Host an Event Volunteer Join Tickets

Support the plant database you love!

Q. Who is Mr. Smarty Plants?

A: There are those who suspect Wildflower Center volunteers are the culpable and capable culprits. Yet, others think staff members play some, albeit small, role. You can torture us with your plant questions, but we will never reveal the Green Guru's secret identity.

Help us grow by giving to the Plant Database Fund or by becoming a member

Did you know you can access the Native Plant Information Network with your web-enabled smartphone?

Share

Ask Mr. Smarty Plants

Ask Mr. Smarty Plants is a free service provided by the staff and volunteers at the Lady Bird Johnson Wildflower Center.

Search Smarty Plants
See a list of all Smarty Plants questions

Please forgive us, but Mr. Smarty Plants has been overwhelmed by a flood of mail and must take a break for awhile to catch up. We hope to be accepting new questions again soon.
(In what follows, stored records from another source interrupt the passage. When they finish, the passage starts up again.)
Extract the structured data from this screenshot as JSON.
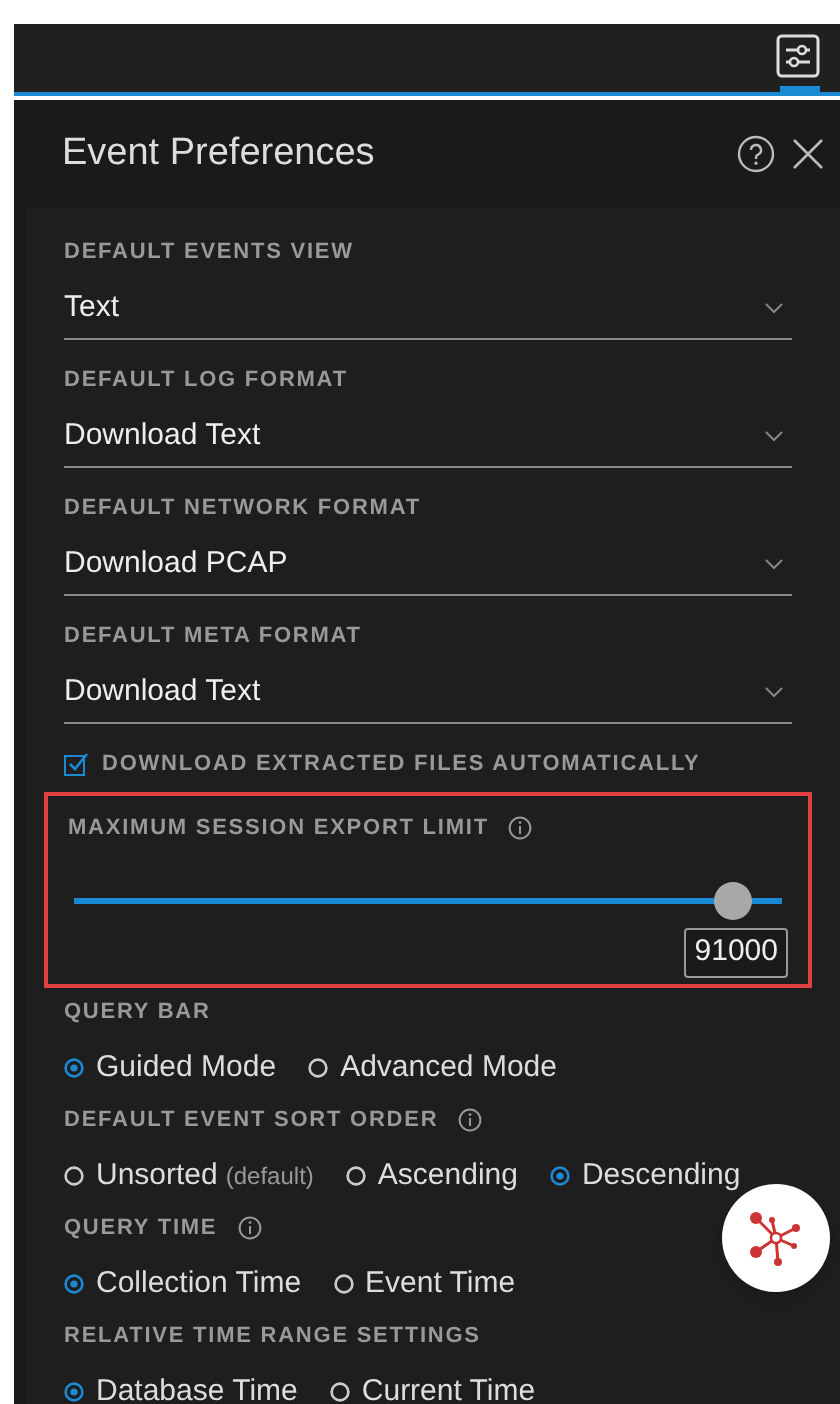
{
  "panel": {
    "title": "Event Preferences"
  },
  "sections": [
    {
      "kind": "select",
      "label": "DEFAULT EVENTS VIEW",
      "value": "Text"
    },
    {
      "kind": "select",
      "label": "DEFAULT LOG FORMAT",
      "value": "Download Text"
    },
    {
      "kind": "select",
      "label": "DEFAULT NETWORK FORMAT",
      "value": "Download PCAP"
    },
    {
      "kind": "select",
      "label": "DEFAULT META FORMAT",
      "value": "Download Text"
    },
    {
      "kind": "checkbox",
      "label": "DOWNLOAD EXTRACTED FILES AUTOMATICALLY",
      "checked": true
    },
    {
      "kind": "slider",
      "label": "MAXIMUM SESSION EXPORT LIMIT",
      "info": true,
      "highlighted": true,
      "level": 0.93,
      "value": "91000"
    },
    {
      "kind": "radio",
      "label": "QUERY BAR",
      "info": false,
      "options": [
        {
          "label": "Guided Mode",
          "selected": true
        },
        {
          "label": "Advanced Mode",
          "selected": false
        }
      ]
    },
    {
      "kind": "radio",
      "label": "DEFAULT EVENT SORT ORDER",
      "info": true,
      "options": [
        {
          "label": "Unsorted",
          "note": "(default)",
          "selected": false
        },
        {
          "label": "Ascending",
          "selected": false
        },
        {
          "label": "Descending",
          "selected": true
        }
      ]
    },
    {
      "kind": "radio",
      "label": "QUERY TIME",
      "info": true,
      "options": [
        {
          "label": "Collection Time",
          "selected": true
        },
        {
          "label": "Event Time",
          "selected": false
        }
      ]
    },
    {
      "kind": "radio",
      "label": "RELATIVE TIME RANGE SETTINGS",
      "info": false,
      "options": [
        {
          "label": "Database Time",
          "selected": true
        },
        {
          "label": "Current Time",
          "selected": false
        }
      ]
    }
  ]
}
Thank you!

Need help with plant identification, visit the plant identification page.

 
rate this answer
2 ratings

Monday - December 22, 2008
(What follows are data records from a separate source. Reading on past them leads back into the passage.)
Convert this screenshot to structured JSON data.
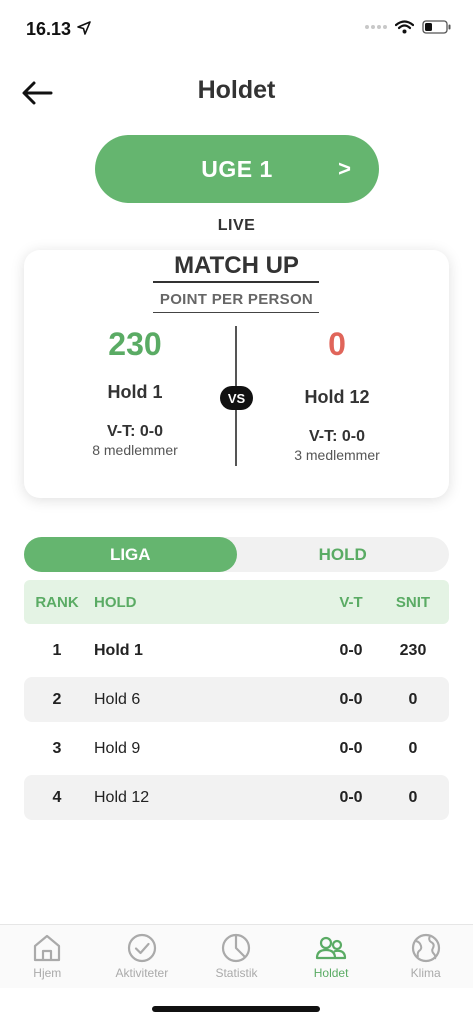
{
  "status_bar": {
    "time": "16.13"
  },
  "header": {
    "title": "Holdet"
  },
  "week_button": {
    "label": "UGE 1",
    "chevron": ">"
  },
  "live_label": "LIVE",
  "matchup": {
    "title": "MATCH UP",
    "subtitle": "POINT PER PERSON",
    "vs": "VS",
    "left": {
      "score": "230",
      "name": "Hold 1",
      "record": "V-T: 0-0",
      "members": "8 medlemmer"
    },
    "right": {
      "score": "0",
      "name": "Hold 12",
      "record": "V-T: 0-0",
      "members": "3 medlemmer"
    }
  },
  "tabs": [
    {
      "label": "LIGA"
    },
    {
      "label": "HOLD"
    }
  ],
  "table": {
    "headers": {
      "rank": "RANK",
      "hold": "HOLD",
      "vt": "V-T",
      "snit": "SNIT"
    },
    "rows": [
      {
        "rank": "1",
        "hold": "Hold 1",
        "vt": "0-0",
        "snit": "230"
      },
      {
        "rank": "2",
        "hold": "Hold 6",
        "vt": "0-0",
        "snit": "0"
      },
      {
        "rank": "3",
        "hold": "Hold 9",
        "vt": "0-0",
        "snit": "0"
      },
      {
        "rank": "4",
        "hold": "Hold 12",
        "vt": "0-0",
        "snit": "0"
      }
    ]
  },
  "nav": [
    {
      "label": "Hjem",
      "icon": "home-icon"
    },
    {
      "label": "Aktiviteter",
      "icon": "check-circle-icon"
    },
    {
      "label": "Statistik",
      "icon": "pie-chart-icon"
    },
    {
      "label": "Holdet",
      "icon": "team-icon"
    },
    {
      "label": "Klima",
      "icon": "globe-icon"
    }
  ],
  "colors": {
    "accent": "#65b56f",
    "score_positive": "#5aab64",
    "score_negative": "#e0655a"
  }
}
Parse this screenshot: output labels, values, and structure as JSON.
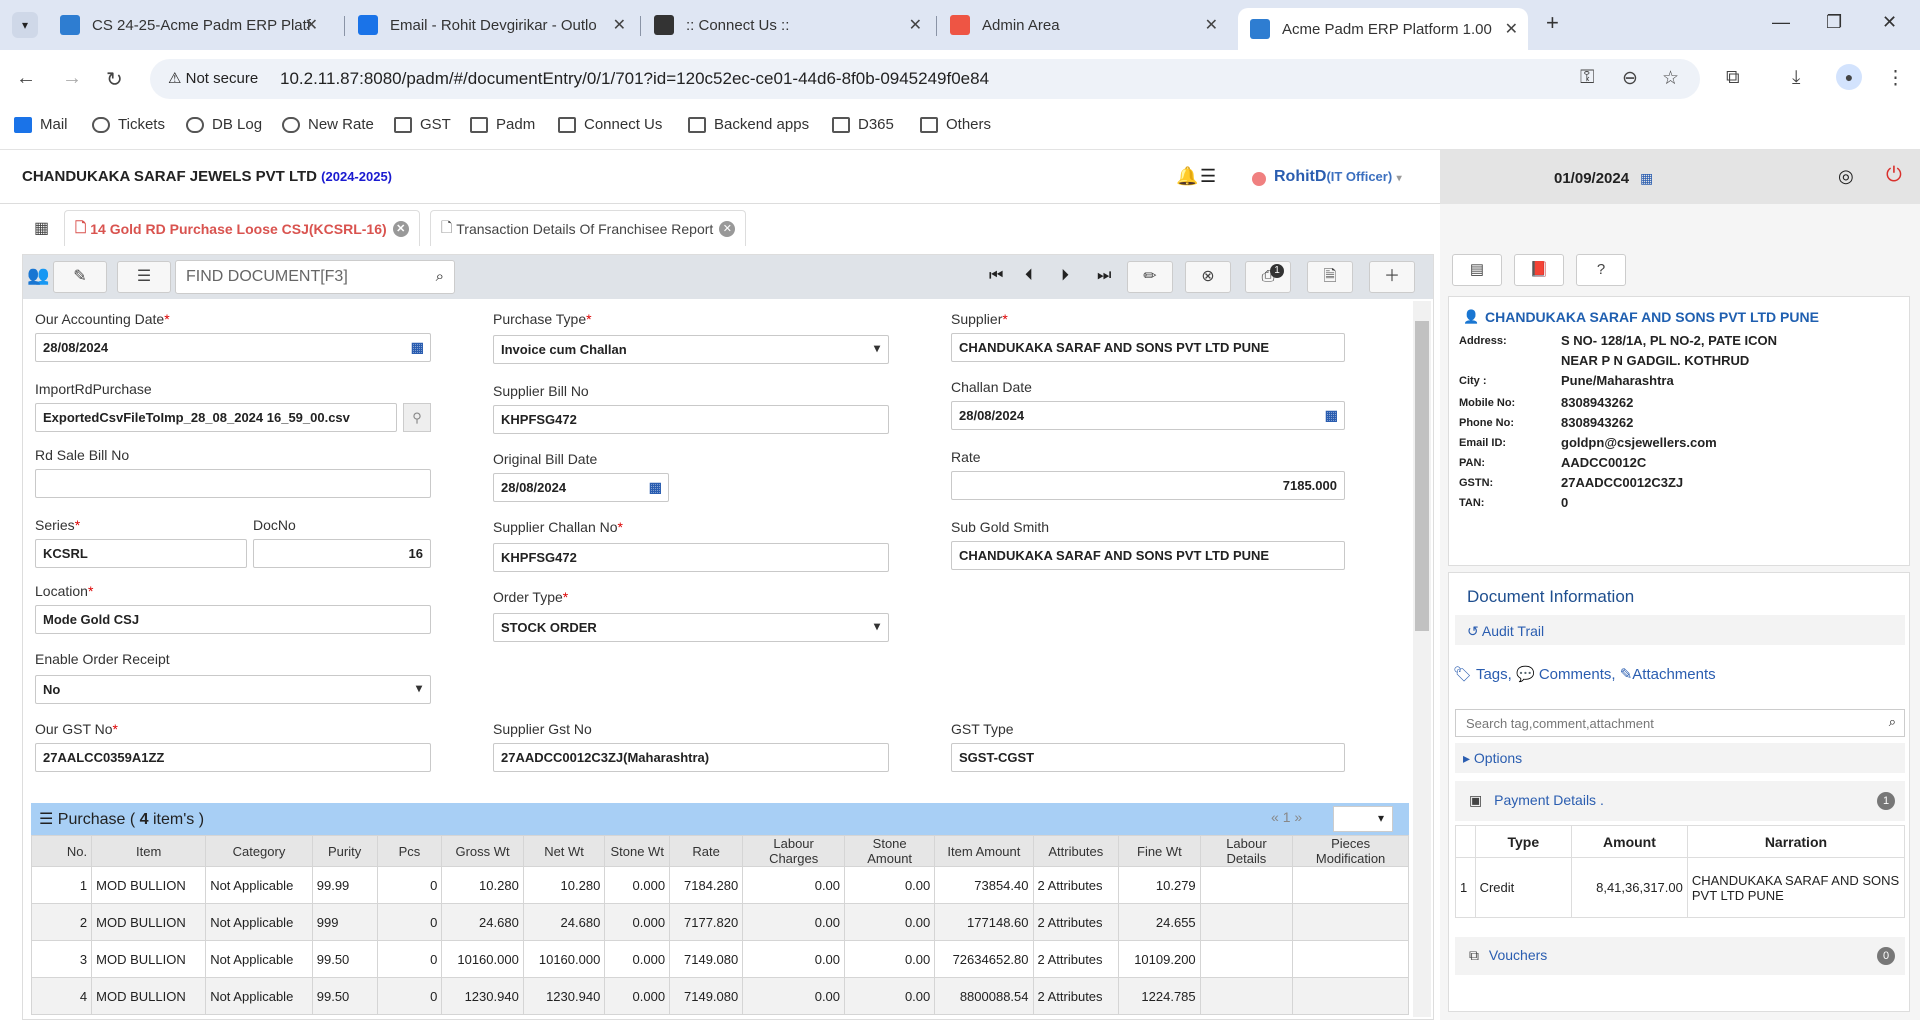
{
  "browser": {
    "tabs": [
      {
        "title": "CS 24-25-Acme Padm ERP Platf",
        "color": "#2e7dd1"
      },
      {
        "title": "Email - Rohit Devgirikar - Outlo",
        "color": "#1a73e8"
      },
      {
        "title": ":: Connect Us ::",
        "color": "#222"
      },
      {
        "title": "Admin Area",
        "color": "#e54"
      },
      {
        "title": "Acme Padm ERP Platform 1.00 :",
        "color": "#2e7dd1"
      }
    ],
    "not_secure": "Not secure",
    "url": "10.2.11.87:8080/padm/#/documentEntry/0/1/701?id=120c52ec-ce01-44d6-8f0b-0945249f0e84",
    "bookmarks": [
      "Mail",
      "Tickets",
      "DB Log",
      "New Rate",
      "GST",
      "Padm",
      "Connect Us",
      "Backend apps",
      "D365",
      "Others"
    ]
  },
  "header": {
    "company": "CHANDUKAKA SARAF JEWELS PVT LTD",
    "fy": "(2024-2025)",
    "user": "RohitD",
    "role": "(IT Officer)",
    "date": "01/09/2024"
  },
  "doc_tabs": [
    "14 Gold RD Purchase Loose CSJ(KCSRL-16)",
    "Transaction Details Of Franchisee Report"
  ],
  "toolbar": {
    "find_placeholder": "FIND DOCUMENT[F3]",
    "print_badge": "1"
  },
  "form": {
    "accounting_date": {
      "label": "Our Accounting Date",
      "value": "28/08/2024"
    },
    "import": {
      "label": "ImportRdPurchase",
      "value": "ExportedCsvFileToImp_28_08_2024 16_59_00.csv"
    },
    "rd_sale_bill": {
      "label": "Rd Sale Bill No",
      "value": ""
    },
    "series": {
      "label": "Series",
      "value": "KCSRL"
    },
    "docno": {
      "label": "DocNo",
      "value": "16"
    },
    "location": {
      "label": "Location",
      "value": "Mode Gold CSJ"
    },
    "enable_order": {
      "label": "Enable Order Receipt",
      "value": "No"
    },
    "our_gst": {
      "label": "Our GST No",
      "value": "27AALCC0359A1ZZ"
    },
    "purchase_type": {
      "label": "Purchase Type",
      "value": "Invoice cum Challan"
    },
    "supplier_bill": {
      "label": "Supplier Bill No",
      "value": "KHPFSG472"
    },
    "orig_bill_date": {
      "label": "Original Bill Date",
      "value": "28/08/2024"
    },
    "supplier_challan": {
      "label": "Supplier Challan No",
      "value": "KHPFSG472"
    },
    "order_type": {
      "label": "Order Type",
      "value": "STOCK ORDER"
    },
    "supplier_gst": {
      "label": "Supplier Gst No",
      "value": "27AADCC0012C3ZJ(Maharashtra)"
    },
    "supplier": {
      "label": "Supplier",
      "value": "CHANDUKAKA SARAF AND SONS PVT LTD PUNE"
    },
    "challan_date": {
      "label": "Challan Date",
      "value": "28/08/2024"
    },
    "rate": {
      "label": "Rate",
      "value": "7185.000"
    },
    "sub_gold_smith": {
      "label": "Sub Gold Smith",
      "value": "CHANDUKAKA SARAF AND SONS PVT LTD PUNE"
    },
    "gst_type": {
      "label": "GST Type",
      "value": "SGST-CGST"
    }
  },
  "grid": {
    "title": "Purchase (",
    "count": "4",
    "items_label": "item's )",
    "page": "1",
    "columns": [
      "No.",
      "Item",
      "Category",
      "Purity",
      "Pcs",
      "Gross Wt",
      "Net Wt",
      "Stone Wt",
      "Rate",
      "Labour Charges",
      "Stone Amount",
      "Item Amount",
      "Attributes",
      "Fine Wt",
      "Labour Details",
      "Pieces Modification"
    ],
    "rows": [
      [
        "1",
        "MOD BULLION",
        "Not Applicable",
        "99.99",
        "0",
        "10.280",
        "10.280",
        "0.000",
        "7184.280",
        "0.00",
        "0.00",
        "73854.40",
        "2 Attributes",
        "10.279",
        "",
        ""
      ],
      [
        "2",
        "MOD BULLION",
        "Not Applicable",
        "999",
        "0",
        "24.680",
        "24.680",
        "0.000",
        "7177.820",
        "0.00",
        "0.00",
        "177148.60",
        "2 Attributes",
        "24.655",
        "",
        ""
      ],
      [
        "3",
        "MOD BULLION",
        "Not Applicable",
        "99.50",
        "0",
        "10160.000",
        "10160.000",
        "0.000",
        "7149.080",
        "0.00",
        "0.00",
        "72634652.80",
        "2 Attributes",
        "10109.200",
        "",
        ""
      ],
      [
        "4",
        "MOD BULLION",
        "Not Applicable",
        "99.50",
        "0",
        "1230.940",
        "1230.940",
        "0.000",
        "7149.080",
        "0.00",
        "0.00",
        "8800088.54",
        "2 Attributes",
        "1224.785",
        "",
        ""
      ]
    ]
  },
  "supplier_card": {
    "name": "CHANDUKAKA SARAF AND SONS PVT LTD PUNE",
    "rows": [
      [
        "Address:",
        "S NO- 128/1A, PL NO-2, PATE ICON"
      ],
      [
        "",
        "NEAR P N GADGIL. KOTHRUD"
      ],
      [
        "City :",
        "Pune/Maharashtra"
      ],
      [
        "Mobile No:",
        "8308943262"
      ],
      [
        "Phone No:",
        "8308943262"
      ],
      [
        "Email ID:",
        "goldpn@csjewellers.com"
      ],
      [
        "PAN:",
        "AADCC0012C"
      ],
      [
        "GSTN:",
        "27AADCC0012C3ZJ"
      ],
      [
        "TAN:",
        "0"
      ]
    ]
  },
  "doc_info": {
    "title": "Document Information",
    "audit": "Audit Trail",
    "tags": "Tags,",
    "comments": "Comments,",
    "attachments": "Attachments",
    "search_placeholder": "Search tag,comment,attachment",
    "options": "Options",
    "payment": "Payment Details .",
    "payment_count": "1",
    "pay_cols": [
      "",
      "Type",
      "Amount",
      "Narration"
    ],
    "pay_row": [
      "1",
      "Credit",
      "8,41,36,317.00",
      "CHANDUKAKA SARAF AND SONS PVT LTD PUNE"
    ],
    "vouchers": "Vouchers",
    "vouchers_count": "0"
  }
}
From: Savannah, GA
Region: Southeast
Topic: Invasive Plants
Title: Absence of grass around a willow tree in Georgia
Answered by: Barbara Medford

QUESTION:
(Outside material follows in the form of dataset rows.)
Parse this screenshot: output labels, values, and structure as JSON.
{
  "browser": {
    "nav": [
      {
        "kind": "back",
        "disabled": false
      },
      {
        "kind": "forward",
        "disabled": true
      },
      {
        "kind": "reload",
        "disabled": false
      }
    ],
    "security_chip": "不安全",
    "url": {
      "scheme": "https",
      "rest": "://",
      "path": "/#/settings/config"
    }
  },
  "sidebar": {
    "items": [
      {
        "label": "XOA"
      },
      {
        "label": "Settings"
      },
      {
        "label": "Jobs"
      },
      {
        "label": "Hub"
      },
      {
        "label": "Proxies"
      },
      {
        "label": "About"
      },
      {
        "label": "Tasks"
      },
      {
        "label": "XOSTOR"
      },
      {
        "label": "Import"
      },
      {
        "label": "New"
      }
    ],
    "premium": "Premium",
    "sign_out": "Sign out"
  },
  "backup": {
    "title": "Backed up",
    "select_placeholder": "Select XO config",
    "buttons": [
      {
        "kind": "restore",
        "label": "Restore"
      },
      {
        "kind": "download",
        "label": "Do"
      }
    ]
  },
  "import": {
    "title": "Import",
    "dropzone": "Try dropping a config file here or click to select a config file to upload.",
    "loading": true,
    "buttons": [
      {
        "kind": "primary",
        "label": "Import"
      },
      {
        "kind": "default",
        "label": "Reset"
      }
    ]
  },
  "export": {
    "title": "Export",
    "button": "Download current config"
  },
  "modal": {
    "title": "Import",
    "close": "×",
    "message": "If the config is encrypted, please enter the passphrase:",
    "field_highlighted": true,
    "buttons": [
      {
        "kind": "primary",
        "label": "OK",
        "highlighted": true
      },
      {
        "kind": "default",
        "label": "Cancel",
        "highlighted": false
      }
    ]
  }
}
In the past three years my Willow tree has grown from a stick to a lovely tree. Unfortunately, the grass under and around the tree is gone. Nothing left but dirt. Is there a remedy?

ANSWER:

Three members of the Salix genus, or willows, are known to be native to Georgia- Salix caroliniana (coastal plain willow), Salix sericea (silky willow) and Salix nigra (black willow). However, it frequently happens that when we are asked about willows, it turns out they were weeping willows, which are non-native to North America. Salix babylonica (Floridata) is native to western China, although it has been used as an ornamental tree for many years in the United States. At the Lady Bird Johnson Wildflower Center we are committed to the use and propagation of plants native not only to North America but to the area in which they are being grown. Because native plants are already adapted to the conditions of rainfall, soil type and climate, they will need less water, fertilizer and maintenance. 

However, in this case, it really doesn't matter if your willow is native or not; your question had to do with the conditions underneath the tree.  Roots of all members of the genus are aggressive and will spread about 3 times the distance from the trunk to the edge of the canopy. They are messy, constantly dropping leaves and twigs, and are prone to many diseases which can leave them with dead areas and an unattractive shape. Groundcovers and grasses simply can't compete with those surface roots taking up all the nutrients, the heavy shade in summer, and the litter that has fallen from the tree. The willow roots also can damage sewer lines and lift sidewalks and paving, and are really suitable only to large properties, where they can be best seen from a distance. It would appear that you will need to accept the bare ground beneath the willow as you would most likely be wasting your time trying to plant more grass.


Salix caroliniana

Salix nigra

 

 

More Invasive Plants Questions

Dead-appearing Royal Paulownia trees in Manteno, IL
May 02, 2009 - Have two Royal Paulownia trees two years old.Last fall all leaves fell off. Have two eight foot toothpicks. This spring, nothing happening.Are they dead or will they come back? If they come back what ...
view the full question and answer

Getting rid of invasive Florida betony from Myrtle Beach SC
April 28, 2012 - How can I get rid of Florida Betony from my lawn and flower beds/ garden area. Garden area was thoroughly dug up and hand picked of all tubules last year at least a foot deep. They are much worse now....
view the full question and answer

Getting rid of Polygonum punctatum (dotted smartweed)
July 28, 2008 - Dear Mr. Smarty Plants, After much online research, my property has been invaded by what I believe to be Persicaria polygonum punctata, more commonly known as dotted smartweed. I have tried hortic...
view the full question and answer

Why isn't Lantana camara in NPIN?
October 16, 2009 - Why don't you have Lantana camara in your data base? It is very common here, and is in the USDA database.
view the full question and answer

Skunk cabbage from Amsterdam NY
May 02, 2012 - Will skunk cabbage grow under a mobile home and cause odor?
view the full question and answer

Support the Wildflower Center by Donating Online or Becoming a Member today.